App and web page records
--------------------

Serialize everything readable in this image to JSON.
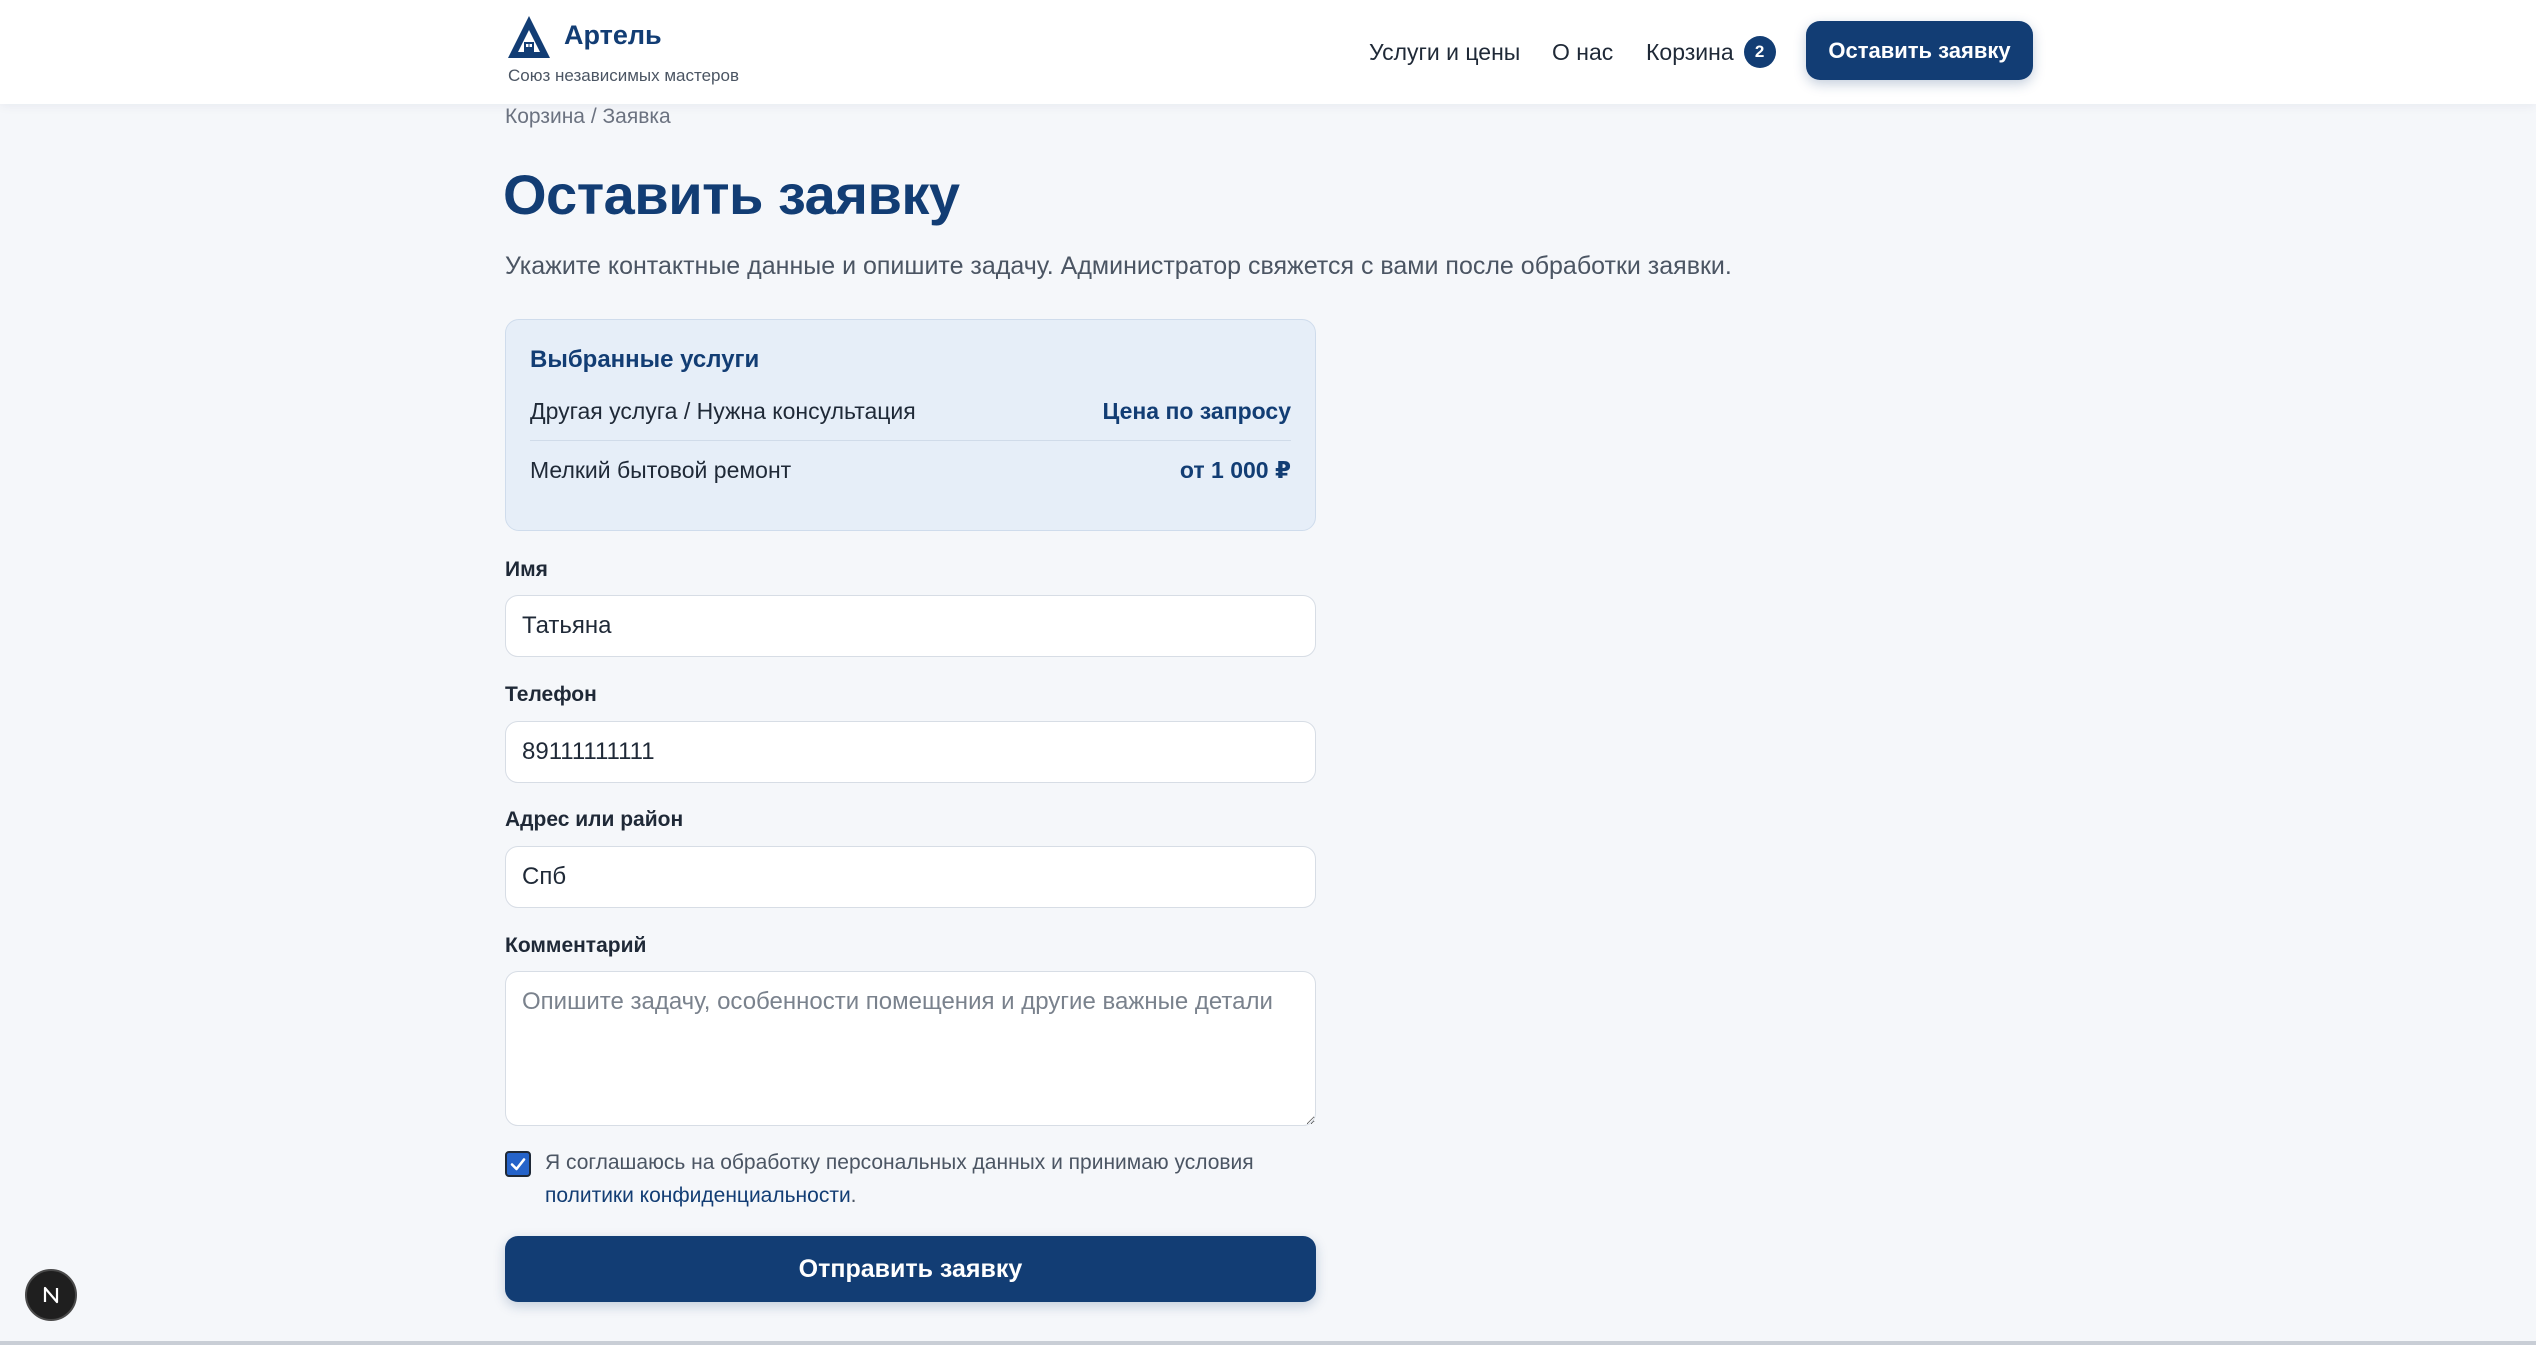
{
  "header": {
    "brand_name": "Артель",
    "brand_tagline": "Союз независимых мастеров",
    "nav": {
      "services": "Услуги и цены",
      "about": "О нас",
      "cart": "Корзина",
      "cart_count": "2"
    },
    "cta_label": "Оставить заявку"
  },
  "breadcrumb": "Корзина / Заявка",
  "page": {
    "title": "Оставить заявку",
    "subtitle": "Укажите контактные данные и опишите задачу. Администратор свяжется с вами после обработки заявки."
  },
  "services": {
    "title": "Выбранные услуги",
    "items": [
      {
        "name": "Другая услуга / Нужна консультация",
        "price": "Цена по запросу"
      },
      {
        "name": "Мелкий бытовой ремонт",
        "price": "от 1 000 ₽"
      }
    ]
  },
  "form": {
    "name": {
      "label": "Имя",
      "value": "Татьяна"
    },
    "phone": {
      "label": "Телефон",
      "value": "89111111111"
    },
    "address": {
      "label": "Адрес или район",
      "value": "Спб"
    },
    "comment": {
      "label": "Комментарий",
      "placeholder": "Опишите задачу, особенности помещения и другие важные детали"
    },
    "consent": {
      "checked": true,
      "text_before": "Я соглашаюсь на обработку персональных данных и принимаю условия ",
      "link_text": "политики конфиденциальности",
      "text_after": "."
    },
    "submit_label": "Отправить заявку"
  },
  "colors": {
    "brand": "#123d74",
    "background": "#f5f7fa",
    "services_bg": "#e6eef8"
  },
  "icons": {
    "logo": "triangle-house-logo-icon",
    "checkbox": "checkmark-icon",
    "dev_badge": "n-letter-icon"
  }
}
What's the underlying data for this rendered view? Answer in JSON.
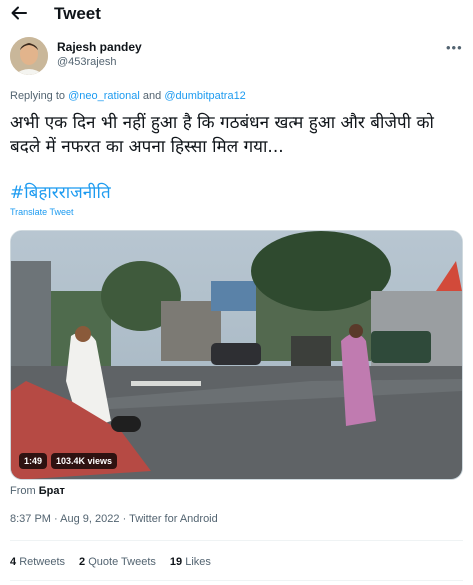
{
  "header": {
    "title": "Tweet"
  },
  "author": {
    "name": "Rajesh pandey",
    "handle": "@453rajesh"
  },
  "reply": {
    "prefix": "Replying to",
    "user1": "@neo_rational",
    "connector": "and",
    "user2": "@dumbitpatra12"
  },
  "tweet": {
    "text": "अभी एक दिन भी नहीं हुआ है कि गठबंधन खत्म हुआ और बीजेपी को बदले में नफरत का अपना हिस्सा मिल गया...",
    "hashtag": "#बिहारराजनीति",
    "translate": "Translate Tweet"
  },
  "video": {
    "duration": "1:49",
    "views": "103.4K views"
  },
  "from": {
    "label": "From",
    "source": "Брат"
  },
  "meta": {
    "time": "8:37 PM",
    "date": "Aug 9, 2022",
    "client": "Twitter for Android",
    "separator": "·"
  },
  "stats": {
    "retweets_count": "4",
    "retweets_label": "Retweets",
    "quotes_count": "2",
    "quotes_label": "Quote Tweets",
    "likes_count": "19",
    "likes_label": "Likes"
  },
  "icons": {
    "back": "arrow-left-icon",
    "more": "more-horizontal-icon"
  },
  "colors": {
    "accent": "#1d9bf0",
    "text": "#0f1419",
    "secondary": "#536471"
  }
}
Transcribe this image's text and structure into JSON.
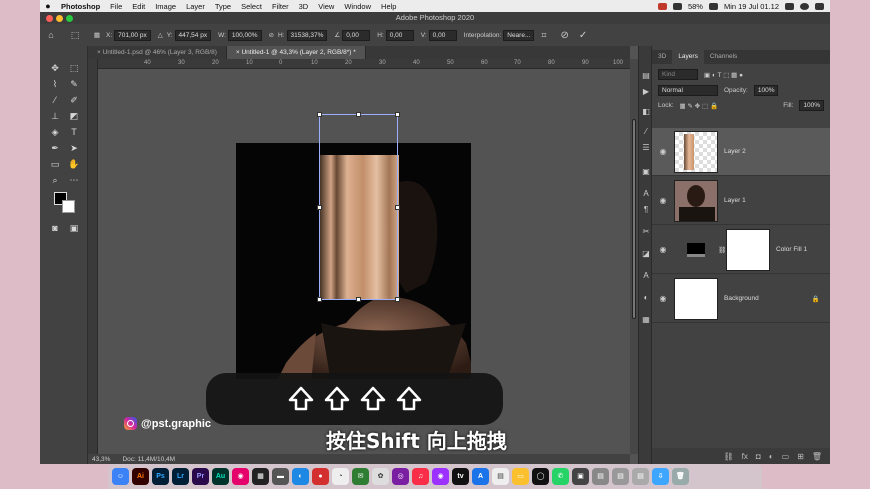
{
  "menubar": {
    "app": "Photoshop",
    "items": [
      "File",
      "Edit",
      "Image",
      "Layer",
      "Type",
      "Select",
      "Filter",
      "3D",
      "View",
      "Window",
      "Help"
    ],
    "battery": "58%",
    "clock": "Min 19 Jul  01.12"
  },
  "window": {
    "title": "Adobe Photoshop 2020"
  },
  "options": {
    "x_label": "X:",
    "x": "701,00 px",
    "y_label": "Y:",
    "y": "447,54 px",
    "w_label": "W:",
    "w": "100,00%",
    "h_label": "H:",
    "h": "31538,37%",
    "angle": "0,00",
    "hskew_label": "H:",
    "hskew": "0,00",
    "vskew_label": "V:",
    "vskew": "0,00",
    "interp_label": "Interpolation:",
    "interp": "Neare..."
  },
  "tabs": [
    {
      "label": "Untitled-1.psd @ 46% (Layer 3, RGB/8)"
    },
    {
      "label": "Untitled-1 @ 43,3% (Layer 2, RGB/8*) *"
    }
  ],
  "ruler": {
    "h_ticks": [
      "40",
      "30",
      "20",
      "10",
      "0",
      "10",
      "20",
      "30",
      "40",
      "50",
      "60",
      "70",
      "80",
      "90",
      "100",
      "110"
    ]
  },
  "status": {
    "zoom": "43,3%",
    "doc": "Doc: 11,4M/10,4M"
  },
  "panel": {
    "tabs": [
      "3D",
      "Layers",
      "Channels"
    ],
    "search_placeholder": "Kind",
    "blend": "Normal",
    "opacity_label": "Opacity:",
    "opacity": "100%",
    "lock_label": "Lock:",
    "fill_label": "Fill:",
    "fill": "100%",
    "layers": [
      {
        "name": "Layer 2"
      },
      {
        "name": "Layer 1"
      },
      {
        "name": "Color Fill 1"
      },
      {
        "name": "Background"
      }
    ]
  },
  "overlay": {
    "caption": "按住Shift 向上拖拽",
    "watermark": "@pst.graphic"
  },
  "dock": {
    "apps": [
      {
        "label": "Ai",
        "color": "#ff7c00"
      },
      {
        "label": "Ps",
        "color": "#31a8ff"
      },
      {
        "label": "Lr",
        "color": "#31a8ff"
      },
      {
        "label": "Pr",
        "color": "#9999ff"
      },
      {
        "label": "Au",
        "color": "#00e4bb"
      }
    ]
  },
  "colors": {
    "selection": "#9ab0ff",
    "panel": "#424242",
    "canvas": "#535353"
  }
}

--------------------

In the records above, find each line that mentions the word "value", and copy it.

■ RESPONSE AREA:
      "value": "Татьяна"
      "value": "89111111111"
      "value": "Спб"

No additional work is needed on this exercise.